Here’s one way to begin. Take the Person Activity Fit Diagnostic It’s a bit complicated so follow the instructions carefully.
Once you have your top 4 activities with the highest Fit scores, go to TheExceleratedLife.com and download The Happiness Hundred: 100 Things You Can Do Right Now To Increase Your Feelings Of Happiness.
You can choose from your top 4 Fit scores and find suggestions for activities to improve your positivity in those areas. (Alternately, skip the diagnostic and select from the 100 items the ones that appeal to you right now.)
Aim to do one new activity each week.
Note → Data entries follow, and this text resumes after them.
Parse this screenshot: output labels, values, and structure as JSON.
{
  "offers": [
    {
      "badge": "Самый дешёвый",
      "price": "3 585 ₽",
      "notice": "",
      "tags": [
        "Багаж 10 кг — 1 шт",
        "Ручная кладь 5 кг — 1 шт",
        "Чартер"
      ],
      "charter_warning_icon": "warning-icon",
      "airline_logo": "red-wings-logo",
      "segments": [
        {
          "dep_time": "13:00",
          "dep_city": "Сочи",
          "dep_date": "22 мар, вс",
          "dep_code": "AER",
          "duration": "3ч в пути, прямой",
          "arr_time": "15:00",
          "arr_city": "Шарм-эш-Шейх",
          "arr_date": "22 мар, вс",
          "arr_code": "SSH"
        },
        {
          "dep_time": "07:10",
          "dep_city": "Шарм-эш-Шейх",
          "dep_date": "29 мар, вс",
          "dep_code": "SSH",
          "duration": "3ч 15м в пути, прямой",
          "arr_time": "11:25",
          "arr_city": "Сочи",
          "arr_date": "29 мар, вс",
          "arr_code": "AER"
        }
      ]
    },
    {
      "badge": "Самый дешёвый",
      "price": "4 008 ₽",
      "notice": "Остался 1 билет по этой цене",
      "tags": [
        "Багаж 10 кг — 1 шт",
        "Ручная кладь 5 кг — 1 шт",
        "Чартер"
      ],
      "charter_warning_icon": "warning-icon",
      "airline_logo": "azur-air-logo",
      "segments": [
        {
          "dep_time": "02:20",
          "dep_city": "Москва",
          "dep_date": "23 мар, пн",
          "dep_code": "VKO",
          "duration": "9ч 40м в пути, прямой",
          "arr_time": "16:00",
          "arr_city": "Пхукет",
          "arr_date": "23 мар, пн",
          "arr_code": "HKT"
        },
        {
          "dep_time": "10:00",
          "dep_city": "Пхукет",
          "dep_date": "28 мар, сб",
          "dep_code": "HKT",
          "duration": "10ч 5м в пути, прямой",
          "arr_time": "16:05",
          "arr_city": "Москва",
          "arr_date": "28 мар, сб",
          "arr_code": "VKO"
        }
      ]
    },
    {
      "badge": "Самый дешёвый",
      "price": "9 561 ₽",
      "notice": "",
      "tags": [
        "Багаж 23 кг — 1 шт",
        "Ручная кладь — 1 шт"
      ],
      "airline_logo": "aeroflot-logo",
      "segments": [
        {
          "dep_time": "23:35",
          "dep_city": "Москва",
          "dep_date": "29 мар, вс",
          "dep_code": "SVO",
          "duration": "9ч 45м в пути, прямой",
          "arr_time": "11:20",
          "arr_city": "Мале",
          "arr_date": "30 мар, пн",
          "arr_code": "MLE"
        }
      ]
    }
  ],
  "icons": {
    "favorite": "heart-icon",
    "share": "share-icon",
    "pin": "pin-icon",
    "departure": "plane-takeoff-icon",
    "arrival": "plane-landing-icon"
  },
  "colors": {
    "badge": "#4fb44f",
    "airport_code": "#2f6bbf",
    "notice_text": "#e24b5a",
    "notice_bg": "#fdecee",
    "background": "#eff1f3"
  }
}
This keeps the positive feelings growing and avoids hedonic adaptation, the tendency to drop back to your happiness base line.
Take Control Of The “Forty Percent”
Any of the activities help boost your positivity but the diagnostic pinpoints areas that you are already inclined to. Research shows that you can boost your positivity by as much as 40% by engaging in activities that increase positive emotions. [Lyubomirsky]
Consider the benefits accrued from experiencing positive emotions that the Broaden and Build theory demonstrates: enhanced creativity and a broader focus, better resiliency and quicker recovery from negative emotions, improved coping skills and deeper psychological and emotional reserves. Time invested in these activities, a little each day or each week, provides a great return.
Re-Wiring For Positive Emotions
You and I are seemingly “wired” toward negativity – it is what helped our ancestors survive in a hostile world. Today, however, there isn’t a large possibility that we’ll be eaten by saber-tooth tigers or attacked by a warrior tribe.
We are also “wired” to crave fat and sugar to avoid starvation in lean times . . . although today starvation is seldom a threat to most of us.
These are evolutionary practices that no longer serve us. Fortunately, we can use the executive function of our brains to override these tendencies from the more primitive parts.
As the Broaden and Build theory states, experiencing positive emotions and their effects has an evolutionary basis as well. “Positivity opens us.” And “Positivity transforms us for the better.” We can’t avoid the negative emotions that are part of our lives, nor do we want to. They sometimes provide a necessary and useful function. But we can take steps to counter the downward pull they have on us.
What steps can you take today to begin building your own positivity reserves? Positive emotions produce flourishing and well-being. And that is embracing the Excelerated Life™!
Excelerated positivity ™ — building the skills in positivity that help you flourish — is one step in creating your Excelerated Life™, a life of flourishing, of well-being, meaning, and purpose.
Fredrickson, Barbara. “The Role of Positive Emotions in Positive Psychology. The Broaden-and-Build Theory of Positive Emotions.” The American Psychologist, U.S. National Library of Medicine, Mar. 2001, April 5, 2019, www.ncbi.nlm.nih.gov/pmc/articles/PMC3122271/.
Fredrickson, Ph.D., Barbara, L. Positivity. New York: Crown Publishing Group, 2009
Lyubomirsky, Sonja. The How Of Happiness. New York: Penquin Books, 2007
Seligman, Ph.D., Martin E. P. Authentic Happiness. New York: Free Press, 2002